▶ Aim of the exercise:
Return every record below exactly.

▶ Material supplied:
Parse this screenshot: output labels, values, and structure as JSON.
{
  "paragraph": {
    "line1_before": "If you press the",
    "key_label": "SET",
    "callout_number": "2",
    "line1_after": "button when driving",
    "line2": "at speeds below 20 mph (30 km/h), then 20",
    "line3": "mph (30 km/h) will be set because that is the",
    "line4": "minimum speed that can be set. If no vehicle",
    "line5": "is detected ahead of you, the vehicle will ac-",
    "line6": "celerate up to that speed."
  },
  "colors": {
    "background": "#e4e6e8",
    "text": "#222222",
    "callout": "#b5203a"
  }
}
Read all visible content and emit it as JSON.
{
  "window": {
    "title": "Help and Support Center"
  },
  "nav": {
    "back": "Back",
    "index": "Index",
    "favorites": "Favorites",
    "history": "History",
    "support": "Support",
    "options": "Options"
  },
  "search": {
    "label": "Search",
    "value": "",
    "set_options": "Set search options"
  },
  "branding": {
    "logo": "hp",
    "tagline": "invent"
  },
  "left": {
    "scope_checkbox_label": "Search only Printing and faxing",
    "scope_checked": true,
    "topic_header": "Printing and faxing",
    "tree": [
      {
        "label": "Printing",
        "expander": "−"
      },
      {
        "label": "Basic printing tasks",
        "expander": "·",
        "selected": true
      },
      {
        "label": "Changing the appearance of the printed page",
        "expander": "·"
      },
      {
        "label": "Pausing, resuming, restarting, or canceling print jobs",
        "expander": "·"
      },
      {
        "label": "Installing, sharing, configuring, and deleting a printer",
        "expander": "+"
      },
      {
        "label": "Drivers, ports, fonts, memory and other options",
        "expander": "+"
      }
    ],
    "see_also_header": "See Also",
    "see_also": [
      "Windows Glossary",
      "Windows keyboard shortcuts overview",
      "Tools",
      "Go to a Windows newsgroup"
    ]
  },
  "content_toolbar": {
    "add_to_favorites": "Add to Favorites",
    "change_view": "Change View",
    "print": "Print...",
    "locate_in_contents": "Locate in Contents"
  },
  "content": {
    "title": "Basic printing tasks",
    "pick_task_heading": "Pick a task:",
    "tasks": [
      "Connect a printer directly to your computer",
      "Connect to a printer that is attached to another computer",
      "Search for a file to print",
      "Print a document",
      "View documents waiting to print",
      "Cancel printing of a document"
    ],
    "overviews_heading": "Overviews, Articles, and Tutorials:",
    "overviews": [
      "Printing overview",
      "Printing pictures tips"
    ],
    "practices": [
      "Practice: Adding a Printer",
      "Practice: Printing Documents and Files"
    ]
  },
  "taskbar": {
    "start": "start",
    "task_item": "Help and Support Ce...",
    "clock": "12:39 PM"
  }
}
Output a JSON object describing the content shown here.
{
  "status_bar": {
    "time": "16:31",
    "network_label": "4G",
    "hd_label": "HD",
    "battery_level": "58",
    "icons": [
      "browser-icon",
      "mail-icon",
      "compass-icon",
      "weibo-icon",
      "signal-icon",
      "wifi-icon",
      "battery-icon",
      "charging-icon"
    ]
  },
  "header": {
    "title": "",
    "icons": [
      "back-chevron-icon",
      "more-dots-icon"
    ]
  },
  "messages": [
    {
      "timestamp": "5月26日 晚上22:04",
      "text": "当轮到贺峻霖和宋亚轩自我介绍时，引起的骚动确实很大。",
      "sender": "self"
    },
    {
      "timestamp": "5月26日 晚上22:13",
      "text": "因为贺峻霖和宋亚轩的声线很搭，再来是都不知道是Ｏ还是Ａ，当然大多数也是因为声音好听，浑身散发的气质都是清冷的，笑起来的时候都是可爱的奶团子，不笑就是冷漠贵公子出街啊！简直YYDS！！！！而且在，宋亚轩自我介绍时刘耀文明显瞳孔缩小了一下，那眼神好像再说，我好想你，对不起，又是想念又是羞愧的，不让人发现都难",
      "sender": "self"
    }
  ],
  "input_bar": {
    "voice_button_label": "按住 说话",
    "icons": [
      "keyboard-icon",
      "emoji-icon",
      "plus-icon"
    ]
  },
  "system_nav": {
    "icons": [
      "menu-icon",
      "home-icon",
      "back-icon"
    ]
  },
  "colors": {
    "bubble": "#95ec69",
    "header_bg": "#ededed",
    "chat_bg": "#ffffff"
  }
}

▶ Task response:
Parse this screenshot: output labels, values, and structure as JSON.
{
  "paragraph": {
    "line1_before": "If you press the",
    "key_label": "SET",
    "callout_number": "2",
    "line1_after": "button when driving",
    "line2": "at speeds below 20 mph (30 km/h), then 20",
    "line3": "mph (30 km/h) will be set because that is the",
    "line4": "minimum speed that can be set. If no vehicle",
    "line5": "is detected ahead of you, the vehicle will ac-",
    "line6": "celerate up to that speed."
  },
  "colors": {
    "background": "#e4e6e8",
    "text": "#222222",
    "callout": "#b5203a"
  }
}
Read all visible content and emit it as JSON.
{
  "window": {
    "title": "Help and Support Center"
  },
  "nav": {
    "back": "Back",
    "index": "Index",
    "favorites": "Favorites",
    "history": "History",
    "support": "Support",
    "options": "Options"
  },
  "search": {
    "label": "Search",
    "value": "",
    "set_options": "Set search options"
  },
  "branding": {
    "logo": "hp",
    "tagline": "invent"
  },
  "left": {
    "scope_checkbox_label": "Search only Printing and faxing",
    "scope_checked": true,
    "topic_header": "Printing and faxing",
    "tree": [
      {
        "label": "Printing",
        "expander": "−"
      },
      {
        "label": "Basic printing tasks",
        "expander": "·",
        "selected": true
      },
      {
        "label": "Changing the appearance of the printed page",
        "expander": "·"
      },
      {
        "label": "Pausing, resuming, restarting, or canceling print jobs",
        "expander": "·"
      },
      {
        "label": "Installing, sharing, configuring, and deleting a printer",
        "expander": "+"
      },
      {
        "label": "Drivers, ports, fonts, memory and other options",
        "expander": "+"
      }
    ],
    "see_also_header": "See Also",
    "see_also": [
      "Windows Glossary",
      "Windows keyboard shortcuts overview",
      "Tools",
      "Go to a Windows newsgroup"
    ]
  },
  "content_toolbar": {
    "add_to_favorites": "Add to Favorites",
    "change_view": "Change View",
    "print": "Print...",
    "locate_in_contents": "Locate in Contents"
  },
  "content": {
    "title": "Basic printing tasks",
    "pick_task_heading": "Pick a task:",
    "tasks": [
      "Connect a printer directly to your computer",
      "Connect to a printer that is attached to another computer",
      "Search for a file to print",
      "Print a document",
      "View documents waiting to print",
      "Cancel printing of a document"
    ],
    "overviews_heading": "Overviews, Articles, and Tutorials:",
    "overviews": [
      "Printing overview",
      "Printing pictures tips"
    ],
    "practices": [
      "Practice: Adding a Printer",
      "Practice: Printing Documents and Files"
    ]
  },
  "taskbar": {
    "start": "start",
    "task_item": "Help and Support Ce...",
    "clock": "12:39 PM"
  }
}
Output a JSON object describing the content shown here.
{
  "status_bar": {
    "time": "16:31",
    "network_label": "4G",
    "hd_label": "HD",
    "battery_level": "58",
    "icons": [
      "browser-icon",
      "mail-icon",
      "compass-icon",
      "weibo-icon",
      "signal-icon",
      "wifi-icon",
      "battery-icon",
      "charging-icon"
    ]
  },
  "header": {
    "title": "",
    "icons": [
      "back-chevron-icon",
      "more-dots-icon"
    ]
  },
  "messages": [
    {
      "timestamp": "5月26日 晚上22:04",
      "text": "当轮到贺峻霖和宋亚轩自我介绍时，引起的骚动确实很大。",
      "sender": "self"
    },
    {
      "timestamp": "5月26日 晚上22:13",
      "text": "因为贺峻霖和宋亚轩的声线很搭，再来是都不知道是Ｏ还是Ａ，当然大多数也是因为声音好听，浑身散发的气质都是清冷的，笑起来的时候都是可爱的奶团子，不笑就是冷漠贵公子出街啊！简直YYDS！！！！而且在，宋亚轩自我介绍时刘耀文明显瞳孔缩小了一下，那眼神好像再说，我好想你，对不起，又是想念又是羞愧的，不让人发现都难",
      "sender": "self"
    }
  ],
  "input_bar": {
    "voice_button_label": "按住 说话",
    "icons": [
      "keyboard-icon",
      "emoji-icon",
      "plus-icon"
    ]
  },
  "system_nav": {
    "icons": [
      "menu-icon",
      "home-icon",
      "back-icon"
    ]
  },
  "colors": {
    "bubble": "#95ec69",
    "header_bg": "#ededed",
    "chat_bg": "#ffffff"
  }
}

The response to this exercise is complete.